BY THE EDITORIAL BOARD
As with many colleges, a staple of Centre’s student culture is the frat party; nearly every weekend, any number of the school’s six fraternities will open their houses to the student body for a night of themed outfits, blaring music, and dancing away the stresses of the week. Banners hung in Cowan build anticipation for the weekend as many look forward to going out with friends and forgetting their looming assignments for a night or two. Fraternity houses provide a space for students to come together outside the classroom, an opportunity that is limited on Centre’s campus by fire codes and other regulations.
As principal providers of social events on campus, there is a lot of pressure on fraternities to host parties and make them successful. This involves a lot of time-commitment, advanced planning, paperwork, and more–no easy task in a demanding environment like Centre.
This begs the question, why does the burden fall only to fraternity men?
This is just what the women of one Centre sorority found themselves asking. Recently, the Beta Phi chapter of Delta Delta Delta (TriDelta) decided to change up campus culture by throwing a party of their own. This idea manifested in the Battle of the DDDJs, an event with sisterhood, panhellenicism, and philanthropy all in one party. Men from each fraternity were invited to DJ for an allotted amount of time, and attendees determined the winner by donating a dollar per vote to St. Jude Children’s Hospital.
The party took place Friday September, 30, and went off without a hitch, raising over 1200 dollars–but not before overcoming some major obstacles.
Though this event was no different than the typical 11-2 fraternity party, the fact that it was hosted by a sorority led the event to be treated as an unprecedented and risky endeavor, and not unreasonably so. Fraternities generally pay higher dues because they have the insurance required to regularly host parties. Sororities, however, do not, thus necessitating a strong risk management plan for the protection of the students, TriDelta, and the college.
There is no downside to limiting risk–everyone benefits from a safe environment and some cautious forethought. The party culture at Centre makes safety a priority, requiring easily-identifiable sober monitors, swiping in and out of parties, and regular walk-throughs by the campus Department of Public Safety (DPS). While the various methods of risk management are always well-intentioned, it is still important to think critically about the implications some of them bring. In this case, male sober monitors.
As TriDelta worked with Centre Greek Life to establish a risk management plan, the use of male sober monitors from each fraternity was suggested. This inherently is not a bad idea, as the fraternity men have experience hosting these kinds of events on a weekly basis. However, this solution has raised many questions and created a campus dialogue on the implications that come with male sober monitors as a way to reduce risks.
While this was the first sorority-hosted party, this was not TriDelta’s first experience with potential risk. Each year, TriDelta hosts a late-night philanthropy event called DHOP selling pancakes in the warehouse; many of the same concerns that apply to parties, such as intoxicated students and fire codes, must be taken into consideration at this event as well. Similarly, all sororities hold formals, which incur much greater risks with elements such as cash bars thrown into the mix, yet male sober monitors are not suggested for these events.

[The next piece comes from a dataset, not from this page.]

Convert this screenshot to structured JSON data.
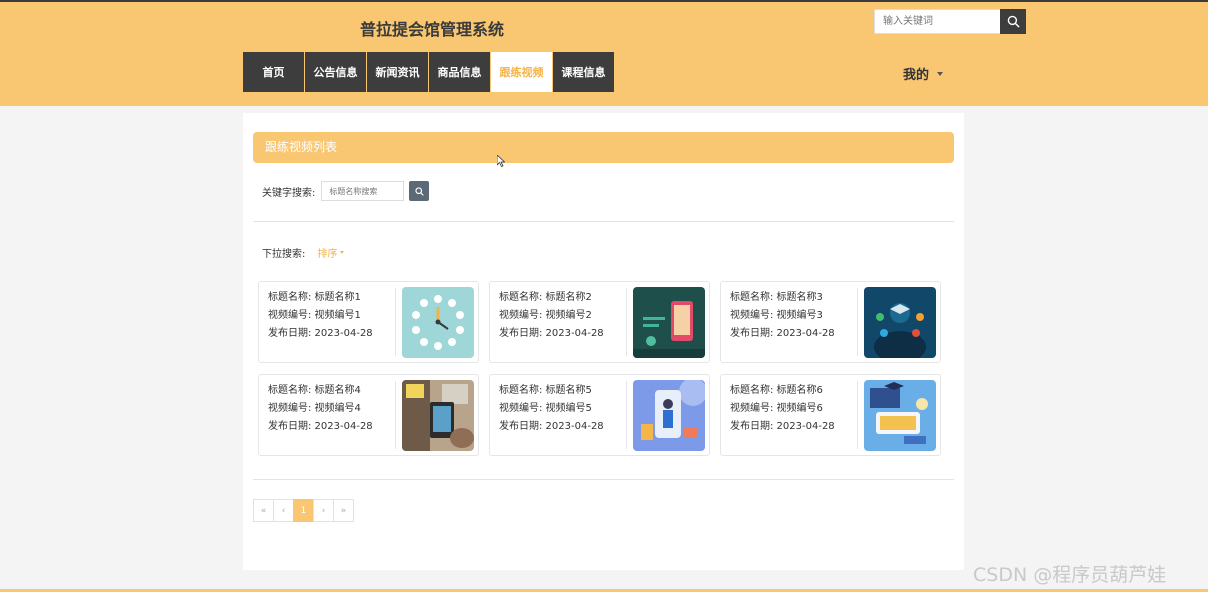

It should also be noted that sororities and fraternities undergo the same risk management training process. Essentially, the only advantage fraternity sober monitors offer is more experience, something that could easily be remedied if sororities were given more opportunities to throw parties.
Apart from creating a risk management plan that Greek Life was comfortable with, TriDelta was faced with other challenges in their efforts to put on the first sorority-hosted party. In addition to being encouraged to use chapter funds to pay an off-duty DPS officer to monitor the event, the sorority was also given the stipulation that failure to manage the risks would mean they could not host DHOP that year.
Centre College is often billed as “a place where important conversations occur.” However, why should these conversations be limited to vice-presidential debates or discussions of the liberal arts inside Crouse? We should grapple with this question of sororities throwing parties. Why should it be a radical suggestion for the women of TriDelta to throw their own party?
During the Cento’s conversations with the Student Life Office and students about the party, it was repeatedly noted that recruiting male sober monitor’s is a common practice for other late-night events that incur additional risks. However, we were left wondering why. Yes, there is some superficial truth to the argument that the average male, owing to his stature, is capable of being more physical with potential troublemakers. But this then implies that fraternities–if they are seeking to deliver the safest possible party environment–should recruit only their largest and strongest members to sober monitor. Yet sober monitors are not given training on physically removing party attendees, and instead their duties revolve more around assisting partygoers who become too inebriated–a duty that women and men can certainly accomplish equally.
While the Cento acknowledges that the ins and outs of insurance, risk management, and social life are far too intricate and delicate to be synthesized in a single editorial, we can begin a meaningful conversation about what it means to host a party. Throwing a party can be an empowering experience, it brings brothers and sisters together in a common space to deliver an enjoyable evening to campus. We at the Cento would like to applaud the women of Delta Delta Delta, you’ve taken a large step forward in advancing our conversations and pushing Centre’s Greek Community into a place of empowerment, of enabling sorority women to have more agency in our college’s social life – and we hope that our school encourages all sororities to do the same.